London’s ULEZ reduced the city’s nitrogen dioxide levels by a few percent during the first few weeks of implementation.
This is according to a study by Imperial College London researchers, who say their findings highlight that ULEZs are not a silver ball and that sustained improvements in air pollution require more action.
Between 2016 and 2020, the number of Londoners living in areas with illegally high levels of nitrogen dioxide fell by 94 per cent, and in parallel with this, there were other reductions in London’s air pollution. New research from Imperial has found that changes in air pollution around the introduction of ULEZ in April 2019 were small compared to these long-term improvements.
The researchers used publicly available air quality data to measure changes in pollution in the twelve-week period from 25 February 2019, before ULEZ was introduced, to 20 May 2019, after it had been implemented. They checked for the effects of weather variations and then used statistical analysis to look for and quantify changes in pollution.
The case of London shows us that [ULEZ] works best when combined with a broader set of policies that reduce emissions across sectors such as retrofitting bus and taxi, support for active and public transport and other polluting vehicle policies Dr. Marc Stettler Department of Civil and Environmental Engineering
The researchers behind the study, published in Environmental research letters, says it emphasizes the importance of combining a broad set of effective clean air measures that could include local initiatives such as reducing transport emissions and the use of stoves and regional policies that reduce, for example, agricultural emissions. This is particularly important for cities considering a ULEZ, and it comes as London’s ULEZ was expanded to create a larger zone in October 2021.

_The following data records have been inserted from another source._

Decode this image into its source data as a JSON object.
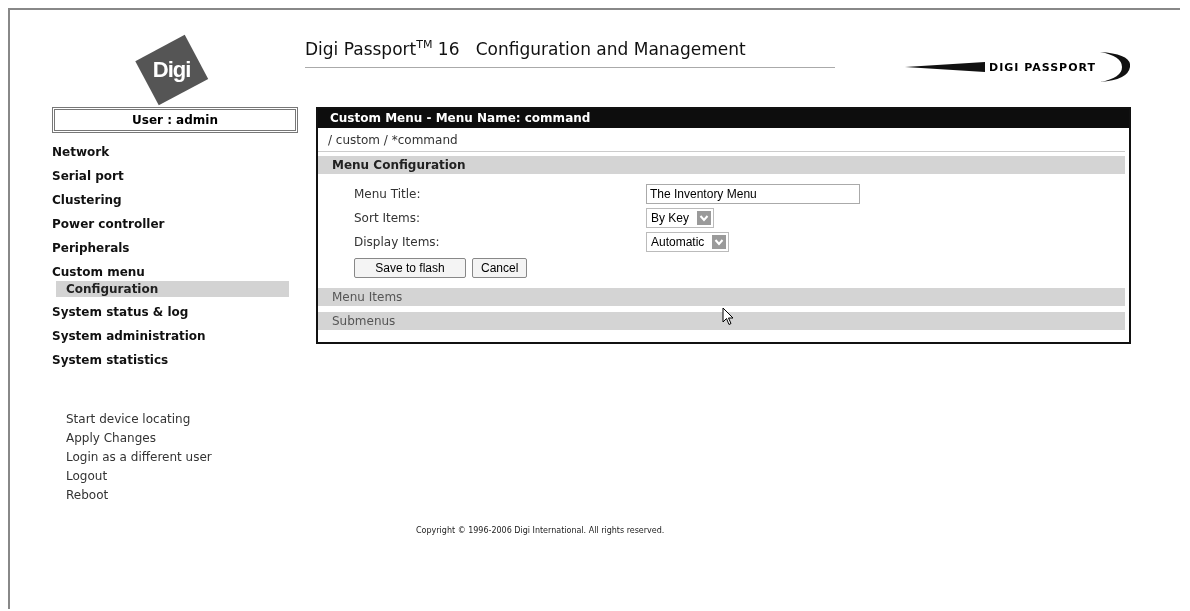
{
  "header": {
    "logo": "Digi",
    "title": "Digi Passport$^{TM}$ 16   Configuration and Management",
    "product_logo": "DIGI PASSPORT"
  },
  "sidebar": {
    "user": "User : admin",
    "items": [
      {
        "label": "Network",
        "selected": false
      },
      {
        "label": "Serial port",
        "selected": false
      },
      {
        "label": "Clustering",
        "selected": false
      },
      {
        "label": "Power controller",
        "selected": false
      },
      {
        "label": "Peripherals",
        "selected": false
      },
      {
        "label": "Custom menu",
        "selected": false,
        "children": [
          {
            "label": "Configuration",
            "selected": true
          }
        ]
      },
      {
        "label": "System status & log",
        "selected": false
      },
      {
        "label": "System administration",
        "selected": false
      },
      {
        "label": "System statistics",
        "selected": false
      }
    ],
    "actions": [
      "Start device locating",
      "Apply Changes",
      "Login as a different user",
      "Logout",
      "Reboot"
    ]
  },
  "panel": {
    "title": "Custom Menu - Menu Name: command",
    "breadcrumb": "/ custom / *command",
    "sections": [
      {
        "title": "Menu Configuration",
        "expanded": true
      },
      {
        "title": "Menu Items",
        "expanded": false
      },
      {
        "title": "Submenus",
        "expanded": false
      }
    ],
    "fields": [
      {
        "label": "Menu Title:",
        "kind": "text",
        "value": "The Inventory Menu"
      },
      {
        "label": "Sort Items:",
        "kind": "select",
        "value": "By Key"
      },
      {
        "label": "Display Items:",
        "kind": "select",
        "value": "Automatic"
      }
    ],
    "buttons": [
      "Save to flash",
      "Cancel"
    ]
  },
  "footer": "Copyright © 1996-2006 Digi International. All rights reserved."
}
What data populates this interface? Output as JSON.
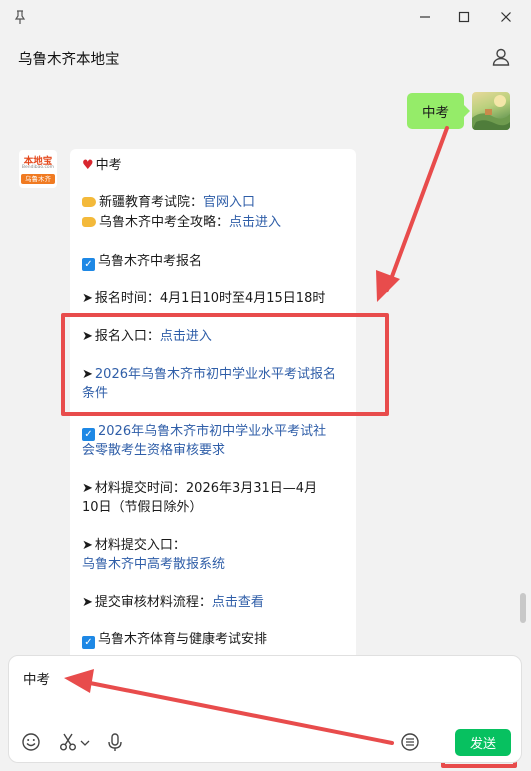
{
  "window": {
    "title": "乌鲁木齐本地宝"
  },
  "messages": {
    "user": {
      "text": "中考"
    },
    "bot": {
      "avatar": {
        "brand": "本地宝",
        "site": "Bendibao.com",
        "city": "乌鲁木齐"
      },
      "heading": "中考",
      "items": [
        {
          "prefix": "新疆教育考试院：",
          "link": "官网入口"
        },
        {
          "prefix": "乌鲁木齐中考全攻略：",
          "link": "点击进入"
        }
      ],
      "section1": "乌鲁木齐中考报名",
      "reg_time": "报名时间：4月1日10时至4月15日18时",
      "reg_entry_prefix": "报名入口：",
      "reg_entry_link": "点击进入",
      "conditions_link_1": "2026年乌鲁木齐市初中学业水平考试报名",
      "conditions_link_2": "条件",
      "section2_link_1": "2026年乌鲁木齐市初中学业水平考试社",
      "section2_link_2": "会零散考生资格审核要求",
      "material_time_1": "材料提交时间：2026年3月31日—4月",
      "material_time_2": "10日（节假日除外）",
      "material_entry": "材料提交入口：",
      "material_entry_link": "乌鲁木齐中高考散报系统",
      "process_prefix": "提交审核材料流程：",
      "process_link": "点击查看",
      "section3": "乌鲁木齐体育与健康考试安排"
    }
  },
  "composer": {
    "value": "中考",
    "send_label": "发送"
  },
  "icons": {
    "pin": "pin-icon",
    "minimize": "minimize-icon",
    "maximize": "maximize-icon",
    "close": "close-icon",
    "person": "person-icon",
    "emoji": "emoji-icon",
    "scissors": "scissors-icon",
    "chevron": "chevron-down-icon",
    "mic": "microphone-icon",
    "list": "list-icon"
  },
  "colors": {
    "accent": "#07c160",
    "user_bubble": "#95ec69",
    "link": "#2f5ea8",
    "annotation": "#e84c4c"
  }
}
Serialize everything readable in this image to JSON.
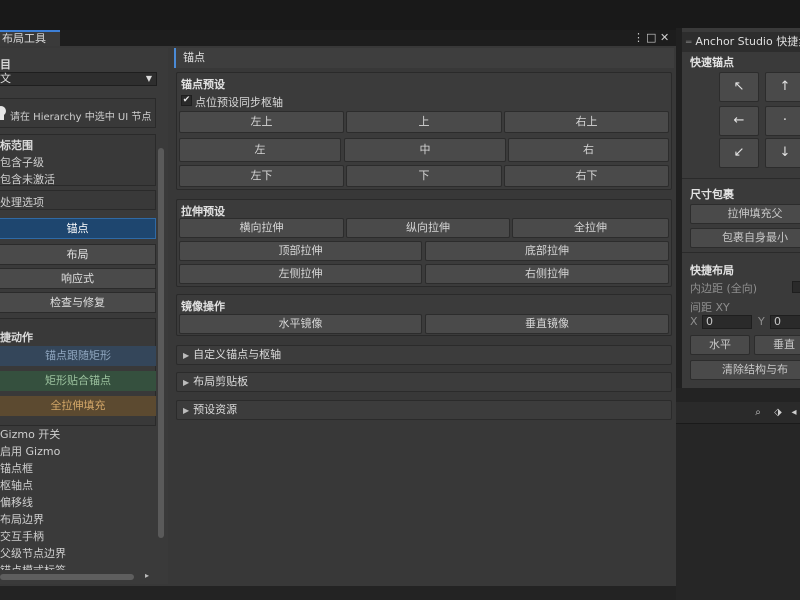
{
  "window": {
    "tab_title": "布局工具",
    "kebab_glyph": "⋮",
    "maximize_glyph": "□",
    "close_glyph": "✕"
  },
  "left": {
    "target_heading": "目",
    "language_value": "文",
    "dropdown_arrow": "▼",
    "selection_hint": "请在 Hierarchy 中选中 UI 节点",
    "scope_heading": "标范围",
    "scope_items": [
      "包含子级",
      "包含未激活"
    ],
    "batch_options": "处理选项",
    "nav": [
      "锚点",
      "布局",
      "响应式",
      "检查与修复"
    ],
    "actions_heading": "捷动作",
    "actions": [
      "锚点跟随矩形",
      "矩形贴合锚点",
      "全拉伸填充"
    ],
    "gizmo_items": [
      "Gizmo 开关",
      "启用 Gizmo",
      "锚点框",
      "枢轴点",
      "偏移线",
      "布局边界",
      "交互手柄",
      "父级节点边界",
      "锚点模式标签"
    ],
    "scroll_right_glyph": "▸"
  },
  "main": {
    "title": "锚点",
    "anchor_presets": {
      "title": "锚点预设",
      "checkbox_label": "点位预设同步枢轴",
      "check_glyph": "✔",
      "rows": [
        [
          "左上",
          "上",
          "右上"
        ],
        [
          "左",
          "中",
          "右"
        ],
        [
          "左下",
          "下",
          "右下"
        ]
      ]
    },
    "stretch_presets": {
      "title": "拉伸预设",
      "row1": [
        "横向拉伸",
        "纵向拉伸",
        "全拉伸"
      ],
      "row2": [
        "顶部拉伸",
        "底部拉伸"
      ],
      "row3": [
        "左侧拉伸",
        "右侧拉伸"
      ]
    },
    "mirror": {
      "title": "镜像操作",
      "buttons": [
        "水平镜像",
        "垂直镜像"
      ]
    },
    "foldouts": [
      "自定义锚点与枢轴",
      "布局剪贴板",
      "预设资源"
    ],
    "fold_glyph": "▶"
  },
  "quick": {
    "title": "Anchor Studio 快捷步",
    "grip_glyph": "═",
    "quick_anchor_heading": "快速锚点",
    "arrows": [
      "↖",
      "↑",
      "←",
      "·",
      "↙",
      "↓"
    ],
    "size_heading": "尺寸包裹",
    "size_buttons": [
      "拉伸填充父",
      "包裹自身最小"
    ],
    "layout_heading": "快捷布局",
    "padding_label": "内边距 (全向)",
    "spacing_label": "间距 XY",
    "x_label": "X",
    "x_value": "0",
    "y_label": "Y",
    "y_value": "0",
    "dir_buttons": [
      "水平",
      "垂直"
    ],
    "clear_button": "清除结构与布"
  },
  "scene": {
    "icons": [
      "⌕",
      "⬗",
      "◂"
    ]
  }
}
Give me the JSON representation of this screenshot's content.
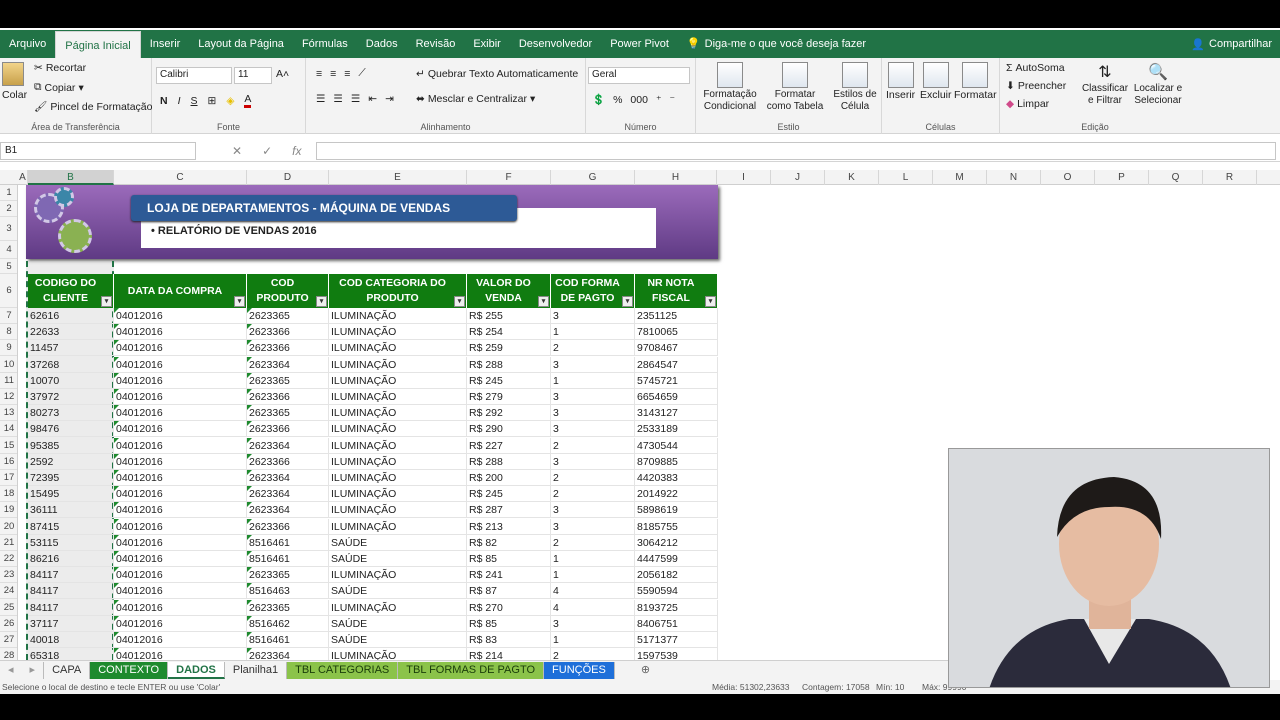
{
  "menu": {
    "items": [
      "Arquivo",
      "Página Inicial",
      "Inserir",
      "Layout da Página",
      "Fórmulas",
      "Dados",
      "Revisão",
      "Exibir",
      "Desenvolvedor",
      "Power Pivot"
    ],
    "tell_me": "Diga-me o que você deseja fazer",
    "share": "Compartilhar"
  },
  "ribbon": {
    "paste": "Colar",
    "cut": "Recortar",
    "copy": "Copiar",
    "format_painter": "Pincel de Formatação",
    "clipboard_label": "Área de Transferência",
    "font_name": "Calibri",
    "font_size": "11",
    "font_label": "Fonte",
    "wrap_text": "Quebrar Texto Automaticamente",
    "merge_center": "Mesclar e Centralizar",
    "alignment_label": "Alinhamento",
    "number_format": "Geral",
    "number_label": "Número",
    "conditional_format": "Formatação Condicional",
    "format_as_table": "Formatar como Tabela",
    "cell_styles": "Estilos de Célula",
    "style_label": "Estilo",
    "insert": "Inserir",
    "delete": "Excluir",
    "format": "Formatar",
    "cells_label": "Células",
    "autosum": "AutoSoma",
    "fill": "Preencher",
    "clear": "Limpar",
    "sort_filter": "Classificar e Filtrar",
    "find_select": "Localizar e Selecionar",
    "editing_label": "Edição"
  },
  "formula_bar": {
    "name_box": "B1",
    "formula": ""
  },
  "columns": [
    "A",
    "B",
    "C",
    "D",
    "E",
    "F",
    "G",
    "H",
    "I",
    "J",
    "K",
    "L",
    "M",
    "N",
    "O",
    "P",
    "Q",
    "R"
  ],
  "rows": [
    "1",
    "2",
    "3",
    "4",
    "5",
    "6",
    "7",
    "8",
    "9",
    "10",
    "11",
    "12",
    "13",
    "14",
    "15",
    "16",
    "17",
    "18",
    "19",
    "20",
    "21",
    "22",
    "23",
    "24",
    "25",
    "26",
    "27",
    "28"
  ],
  "banner": {
    "title": "LOJA DE DEPARTAMENTOS - MÁQUINA DE VENDAS",
    "subtitle": "• RELATÓRIO DE VENDAS 2016"
  },
  "table": {
    "headers": [
      "CODIGO DO CLIENTE",
      "DATA DA COMPRA",
      "COD PRODUTO",
      "COD CATEGORIA DO PRODUTO",
      "VALOR DO VENDA",
      "COD FORMA DE PAGTO",
      "NR NOTA FISCAL"
    ],
    "rows": [
      [
        "62616",
        "04012016",
        "2623365",
        "ILUMINAÇÃO",
        "R$ 255",
        "3",
        "2351125"
      ],
      [
        "22633",
        "04012016",
        "2623366",
        "ILUMINAÇÃO",
        "R$ 254",
        "1",
        "7810065"
      ],
      [
        "11457",
        "04012016",
        "2623366",
        "ILUMINAÇÃO",
        "R$ 259",
        "2",
        "9708467"
      ],
      [
        "37268",
        "04012016",
        "2623364",
        "ILUMINAÇÃO",
        "R$ 288",
        "3",
        "2864547"
      ],
      [
        "10070",
        "04012016",
        "2623365",
        "ILUMINAÇÃO",
        "R$ 245",
        "1",
        "5745721"
      ],
      [
        "37972",
        "04012016",
        "2623366",
        "ILUMINAÇÃO",
        "R$ 279",
        "3",
        "6654659"
      ],
      [
        "80273",
        "04012016",
        "2623365",
        "ILUMINAÇÃO",
        "R$ 292",
        "3",
        "3143127"
      ],
      [
        "98476",
        "04012016",
        "2623366",
        "ILUMINAÇÃO",
        "R$ 290",
        "3",
        "2533189"
      ],
      [
        "95385",
        "04012016",
        "2623364",
        "ILUMINAÇÃO",
        "R$ 227",
        "2",
        "4730544"
      ],
      [
        "2592",
        "04012016",
        "2623366",
        "ILUMINAÇÃO",
        "R$ 288",
        "3",
        "8709885"
      ],
      [
        "72395",
        "04012016",
        "2623364",
        "ILUMINAÇÃO",
        "R$ 200",
        "2",
        "4420383"
      ],
      [
        "15495",
        "04012016",
        "2623364",
        "ILUMINAÇÃO",
        "R$ 245",
        "2",
        "2014922"
      ],
      [
        "36111",
        "04012016",
        "2623364",
        "ILUMINAÇÃO",
        "R$ 287",
        "3",
        "5898619"
      ],
      [
        "87415",
        "04012016",
        "2623366",
        "ILUMINAÇÃO",
        "R$ 213",
        "3",
        "8185755"
      ],
      [
        "53115",
        "04012016",
        "8516461",
        "SAÚDE",
        "R$ 82",
        "2",
        "3064212"
      ],
      [
        "86216",
        "04012016",
        "8516461",
        "SAÚDE",
        "R$ 85",
        "1",
        "4447599"
      ],
      [
        "84117",
        "04012016",
        "2623365",
        "ILUMINAÇÃO",
        "R$ 241",
        "1",
        "2056182"
      ],
      [
        "84117",
        "04012016",
        "8516463",
        "SAÚDE",
        "R$ 87",
        "4",
        "5590594"
      ],
      [
        "84117",
        "04012016",
        "2623365",
        "ILUMINAÇÃO",
        "R$ 270",
        "4",
        "8193725"
      ],
      [
        "37117",
        "04012016",
        "8516462",
        "SAÚDE",
        "R$ 85",
        "3",
        "8406751"
      ],
      [
        "40018",
        "04012016",
        "8516461",
        "SAÚDE",
        "R$ 83",
        "1",
        "5171377"
      ],
      [
        "65318",
        "04012016",
        "2623364",
        "ILUMINAÇÃO",
        "R$ 214",
        "2",
        "1597539"
      ]
    ]
  },
  "sheet_tabs": [
    {
      "label": "CAPA",
      "color": ""
    },
    {
      "label": "CONTEXTO",
      "color": "#1e8a2e"
    },
    {
      "label": "DADOS",
      "color": "",
      "active": true
    },
    {
      "label": "Planilha1",
      "color": ""
    },
    {
      "label": "TBL CATEGORIAS",
      "color": "#8bc34a"
    },
    {
      "label": "TBL FORMAS DE PAGTO",
      "color": "#8bc34a"
    },
    {
      "label": "FUNÇÕES",
      "color": "#1e6fd9"
    }
  ],
  "status": {
    "message": "Selecione o local de destino e tecle ENTER ou use 'Colar'",
    "average": "Média: 51302,23633",
    "count": "Contagem: 17058",
    "min": "Mín: 10",
    "max": "Máx: 99990",
    "sum": "Soma: 875082245"
  },
  "colors": {
    "excel_green": "#217346",
    "header_green": "#107c10",
    "banner_purple": "#7b4fa0",
    "title_blue": "#2d5a96"
  }
}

Corresponding author of the research Dr. Marc Stettler, from Imperial’s Department of Civil and Environmental Engineering and Center for Transport Studies, said: “Our research suggests that a ULEZ in itself is not an effective strategy to improve air quality – the case of London shows us that it works best when combined with a broader set of policies that reduce cross-sectoral emissions such as retrofitting of buses and taxis, support for active and public transport and other polluting vehicle policies. “
Air pollution caused 40,000 deaths in the UK in 2019 – around 4,000 of them were in Greater London. Worldwide, outdoor air pollution accounts for about 4.2 million deaths a year due to conditions such as stroke, heart disease, lung cancer and acute and chronic respiratory diseases.
In April 2019, the Mayor of London introduced ULEZ, an area where drivers of more polluting vehicles must pay a daily fee, with the aim of reducing air pollution emissions from road transport and speeding up compliance with EU air quality standards. ULEZ is one of several London air pollution policies introduced since 2016, such as the Low Emission Zone, Low Emission Bus Zones and bus and taxi electrification.
To conduct the study, the researchers analyzed air quality data from roadside and non-roadside air quality monitors across London, and compared data over a twelve-week period from before and after ULEZ was introduced.
They found that compared to the overall decline in London’s air pollution levels, ULEZ caused only small improvements in air quality in the weeks after the start date: an average reduction of less than 3 percent for nitrogen dioxide concentrations and negligible effects on ozone and particulate matter concentrations (PM2.5).
They also found that the biggest improvements to air quality in London actually took place before ULEZ was introduced in 2019.
Cities considering air pollution policies should not expect ULEZs to solve the problem alone, as they contribute only marginally to cleaner air. Dr. Marc Stettler Department of Civil and Environmental Engineering
They detected changes in the levels of nitrogen dioxide and ozone at 70 percent and 24 percent of the monitoring sites, respectively, around the time ULEZ was introduced. Among these sites, changes in air pollution varied quite significantly, and in some places pollution actually worsened, with relative changes ranging from -9 percent to 6 percent for nitrogen dioxide, -5 percent to 4 percent for ozone, and -6 percent to 4 percent for PM2. 5.
The researchers suggest that other cities that are considering implementing these schemes should only consider them along with a combination of other measures. Dr. Stettler said: “Cities considering air pollution policies should not expect ULEZs to solve the problem alone, as they contribute only marginally to cleaner air. This is especially true for pollutants that may originate elsewhere and be blown into the city. of winds, such as particulate matter and ozone. “
“Since the introduction of London ULEZ, similar schemes have been introduced in Bath, Birmingham and Glasgow, but on a much smaller scale. Several other cities have plans to implement clean air zones and our results can contribute to the development of their policies.”
“Has the Ultra Low Emission Zone in London improved air quality?” by Liang Ma, Daniel J. Graham and Marc EJ Stettler, published November 16, 2021 in Environmental research letters.
See the press release in this article